Dataset rows for apps and sites:
>>>
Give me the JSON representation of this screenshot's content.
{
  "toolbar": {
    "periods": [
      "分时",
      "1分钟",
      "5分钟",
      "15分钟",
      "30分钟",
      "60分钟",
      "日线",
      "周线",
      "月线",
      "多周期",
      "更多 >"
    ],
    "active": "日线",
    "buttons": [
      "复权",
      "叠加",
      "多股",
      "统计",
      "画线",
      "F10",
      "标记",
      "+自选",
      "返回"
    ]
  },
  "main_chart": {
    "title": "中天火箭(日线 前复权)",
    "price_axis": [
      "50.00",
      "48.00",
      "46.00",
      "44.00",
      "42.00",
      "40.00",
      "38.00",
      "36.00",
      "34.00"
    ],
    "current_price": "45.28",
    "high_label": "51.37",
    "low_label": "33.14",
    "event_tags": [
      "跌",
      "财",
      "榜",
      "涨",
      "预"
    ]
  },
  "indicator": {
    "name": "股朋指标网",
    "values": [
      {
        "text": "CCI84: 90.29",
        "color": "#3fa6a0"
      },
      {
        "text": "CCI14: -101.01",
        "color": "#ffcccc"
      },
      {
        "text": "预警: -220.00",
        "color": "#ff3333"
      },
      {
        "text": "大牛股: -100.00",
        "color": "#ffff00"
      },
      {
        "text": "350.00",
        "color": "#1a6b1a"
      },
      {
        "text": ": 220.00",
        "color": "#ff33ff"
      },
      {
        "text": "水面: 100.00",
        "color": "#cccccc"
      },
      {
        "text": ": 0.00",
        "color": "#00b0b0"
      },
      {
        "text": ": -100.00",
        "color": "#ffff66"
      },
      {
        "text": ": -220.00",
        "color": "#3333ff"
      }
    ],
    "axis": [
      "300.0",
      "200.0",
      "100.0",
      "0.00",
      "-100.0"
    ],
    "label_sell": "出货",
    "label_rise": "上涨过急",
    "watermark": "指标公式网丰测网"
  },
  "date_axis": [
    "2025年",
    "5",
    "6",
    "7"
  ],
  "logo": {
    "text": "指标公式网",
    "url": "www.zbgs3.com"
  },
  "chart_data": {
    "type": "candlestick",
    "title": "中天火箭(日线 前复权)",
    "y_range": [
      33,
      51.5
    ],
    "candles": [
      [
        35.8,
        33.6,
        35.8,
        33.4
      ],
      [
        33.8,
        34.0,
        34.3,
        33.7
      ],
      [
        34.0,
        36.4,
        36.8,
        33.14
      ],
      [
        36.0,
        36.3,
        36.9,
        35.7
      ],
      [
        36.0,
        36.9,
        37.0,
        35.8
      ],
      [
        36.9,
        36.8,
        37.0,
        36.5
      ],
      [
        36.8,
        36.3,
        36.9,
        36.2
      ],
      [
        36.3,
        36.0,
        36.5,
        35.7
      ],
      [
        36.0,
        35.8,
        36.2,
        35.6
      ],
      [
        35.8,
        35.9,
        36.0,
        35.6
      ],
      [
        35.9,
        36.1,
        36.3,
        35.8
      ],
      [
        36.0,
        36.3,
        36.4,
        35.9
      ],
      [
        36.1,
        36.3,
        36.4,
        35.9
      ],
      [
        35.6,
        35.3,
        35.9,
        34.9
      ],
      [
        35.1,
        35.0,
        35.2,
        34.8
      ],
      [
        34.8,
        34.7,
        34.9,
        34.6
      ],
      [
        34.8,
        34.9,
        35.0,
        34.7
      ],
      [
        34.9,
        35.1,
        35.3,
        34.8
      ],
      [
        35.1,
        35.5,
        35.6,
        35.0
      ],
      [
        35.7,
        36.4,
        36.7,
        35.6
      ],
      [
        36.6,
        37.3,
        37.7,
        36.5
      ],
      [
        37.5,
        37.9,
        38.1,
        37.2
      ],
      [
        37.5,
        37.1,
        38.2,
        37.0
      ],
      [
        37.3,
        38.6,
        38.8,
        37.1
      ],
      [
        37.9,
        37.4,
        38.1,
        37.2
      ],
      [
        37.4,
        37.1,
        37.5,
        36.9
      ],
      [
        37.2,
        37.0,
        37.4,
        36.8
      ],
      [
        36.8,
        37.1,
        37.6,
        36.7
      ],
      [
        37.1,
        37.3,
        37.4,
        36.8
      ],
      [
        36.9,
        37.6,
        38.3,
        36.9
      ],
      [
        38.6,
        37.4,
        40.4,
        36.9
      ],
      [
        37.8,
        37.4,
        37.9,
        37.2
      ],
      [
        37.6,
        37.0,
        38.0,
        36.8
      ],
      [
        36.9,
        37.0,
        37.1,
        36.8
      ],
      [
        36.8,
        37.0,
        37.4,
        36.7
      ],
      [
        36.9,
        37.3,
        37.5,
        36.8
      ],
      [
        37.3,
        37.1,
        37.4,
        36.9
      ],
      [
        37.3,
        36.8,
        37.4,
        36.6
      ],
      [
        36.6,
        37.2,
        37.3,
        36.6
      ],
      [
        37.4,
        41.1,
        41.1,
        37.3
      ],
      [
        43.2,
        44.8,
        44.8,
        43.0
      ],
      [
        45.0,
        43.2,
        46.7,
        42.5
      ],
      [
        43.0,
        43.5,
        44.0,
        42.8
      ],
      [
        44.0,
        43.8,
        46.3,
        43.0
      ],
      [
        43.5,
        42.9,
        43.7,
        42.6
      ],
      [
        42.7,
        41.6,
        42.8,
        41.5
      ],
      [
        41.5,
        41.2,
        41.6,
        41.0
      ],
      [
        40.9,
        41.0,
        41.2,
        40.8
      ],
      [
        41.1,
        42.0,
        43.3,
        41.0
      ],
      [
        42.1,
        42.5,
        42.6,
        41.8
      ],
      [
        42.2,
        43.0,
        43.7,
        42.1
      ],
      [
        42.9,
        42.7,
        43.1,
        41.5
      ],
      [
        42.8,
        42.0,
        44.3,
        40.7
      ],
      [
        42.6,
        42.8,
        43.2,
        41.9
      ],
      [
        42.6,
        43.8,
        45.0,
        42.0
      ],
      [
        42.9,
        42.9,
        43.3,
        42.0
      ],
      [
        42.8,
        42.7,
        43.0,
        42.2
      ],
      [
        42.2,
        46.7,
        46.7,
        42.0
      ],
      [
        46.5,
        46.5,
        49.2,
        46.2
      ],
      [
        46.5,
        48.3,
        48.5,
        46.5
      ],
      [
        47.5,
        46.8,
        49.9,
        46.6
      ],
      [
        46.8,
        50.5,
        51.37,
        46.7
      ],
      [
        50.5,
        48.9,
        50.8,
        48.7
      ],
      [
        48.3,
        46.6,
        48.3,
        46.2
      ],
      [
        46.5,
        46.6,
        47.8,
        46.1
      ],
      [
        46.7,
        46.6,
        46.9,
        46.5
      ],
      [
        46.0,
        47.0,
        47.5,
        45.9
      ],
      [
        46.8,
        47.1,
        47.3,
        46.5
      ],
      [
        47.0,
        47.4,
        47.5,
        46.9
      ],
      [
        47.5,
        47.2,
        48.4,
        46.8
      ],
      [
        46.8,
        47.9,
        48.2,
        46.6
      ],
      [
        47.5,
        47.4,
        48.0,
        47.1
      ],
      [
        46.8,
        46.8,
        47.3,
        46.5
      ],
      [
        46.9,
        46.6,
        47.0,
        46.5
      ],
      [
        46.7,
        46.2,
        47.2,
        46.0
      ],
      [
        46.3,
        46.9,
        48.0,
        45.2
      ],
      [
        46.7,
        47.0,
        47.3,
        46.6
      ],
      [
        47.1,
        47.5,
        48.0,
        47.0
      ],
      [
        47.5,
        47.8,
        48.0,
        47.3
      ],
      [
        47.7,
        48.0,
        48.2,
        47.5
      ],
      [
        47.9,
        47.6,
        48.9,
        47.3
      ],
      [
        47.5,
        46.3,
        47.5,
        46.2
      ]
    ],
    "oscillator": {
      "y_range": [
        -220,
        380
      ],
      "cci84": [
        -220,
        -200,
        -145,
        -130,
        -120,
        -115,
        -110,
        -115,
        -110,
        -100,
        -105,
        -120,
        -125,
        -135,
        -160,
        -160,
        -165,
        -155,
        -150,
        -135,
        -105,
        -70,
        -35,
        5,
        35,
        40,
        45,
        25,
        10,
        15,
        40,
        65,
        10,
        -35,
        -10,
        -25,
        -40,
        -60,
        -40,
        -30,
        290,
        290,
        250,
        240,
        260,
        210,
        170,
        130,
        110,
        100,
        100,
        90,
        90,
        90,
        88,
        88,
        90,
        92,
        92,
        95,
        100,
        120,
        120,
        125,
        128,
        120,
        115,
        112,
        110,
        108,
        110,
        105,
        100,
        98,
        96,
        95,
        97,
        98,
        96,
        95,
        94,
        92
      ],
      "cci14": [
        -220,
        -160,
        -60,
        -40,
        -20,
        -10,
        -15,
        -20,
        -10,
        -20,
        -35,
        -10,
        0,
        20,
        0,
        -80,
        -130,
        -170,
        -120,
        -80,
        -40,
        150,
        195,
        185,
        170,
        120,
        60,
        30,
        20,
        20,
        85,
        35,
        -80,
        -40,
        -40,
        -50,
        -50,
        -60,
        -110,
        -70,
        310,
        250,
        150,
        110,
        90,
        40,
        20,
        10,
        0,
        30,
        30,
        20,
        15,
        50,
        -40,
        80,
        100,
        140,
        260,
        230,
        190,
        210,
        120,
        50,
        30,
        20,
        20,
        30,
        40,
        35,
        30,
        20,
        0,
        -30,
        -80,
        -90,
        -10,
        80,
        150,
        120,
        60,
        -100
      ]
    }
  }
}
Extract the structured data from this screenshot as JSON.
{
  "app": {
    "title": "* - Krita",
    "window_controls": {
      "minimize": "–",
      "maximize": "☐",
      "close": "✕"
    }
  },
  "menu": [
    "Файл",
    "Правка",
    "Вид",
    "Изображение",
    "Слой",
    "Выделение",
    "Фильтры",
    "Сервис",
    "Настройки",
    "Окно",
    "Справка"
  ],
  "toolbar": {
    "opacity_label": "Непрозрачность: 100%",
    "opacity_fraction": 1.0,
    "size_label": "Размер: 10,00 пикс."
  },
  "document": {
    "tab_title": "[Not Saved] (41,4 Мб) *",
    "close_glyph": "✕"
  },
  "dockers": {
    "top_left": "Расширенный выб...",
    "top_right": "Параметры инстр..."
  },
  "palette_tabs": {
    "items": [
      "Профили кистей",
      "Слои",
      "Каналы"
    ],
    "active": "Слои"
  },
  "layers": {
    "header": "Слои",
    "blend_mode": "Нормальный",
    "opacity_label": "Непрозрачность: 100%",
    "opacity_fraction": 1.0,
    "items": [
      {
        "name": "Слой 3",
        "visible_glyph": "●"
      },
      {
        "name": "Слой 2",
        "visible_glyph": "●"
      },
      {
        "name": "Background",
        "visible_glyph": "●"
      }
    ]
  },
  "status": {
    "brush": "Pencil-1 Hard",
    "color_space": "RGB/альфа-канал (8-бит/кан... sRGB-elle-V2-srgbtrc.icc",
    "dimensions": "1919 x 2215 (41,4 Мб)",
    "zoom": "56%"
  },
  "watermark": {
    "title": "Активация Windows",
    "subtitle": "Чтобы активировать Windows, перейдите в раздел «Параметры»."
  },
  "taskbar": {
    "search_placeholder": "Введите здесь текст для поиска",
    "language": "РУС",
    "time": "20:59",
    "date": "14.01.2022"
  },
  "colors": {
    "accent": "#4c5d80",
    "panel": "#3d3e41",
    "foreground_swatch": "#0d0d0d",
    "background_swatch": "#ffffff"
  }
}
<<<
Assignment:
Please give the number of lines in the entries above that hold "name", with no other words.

Answer box:
4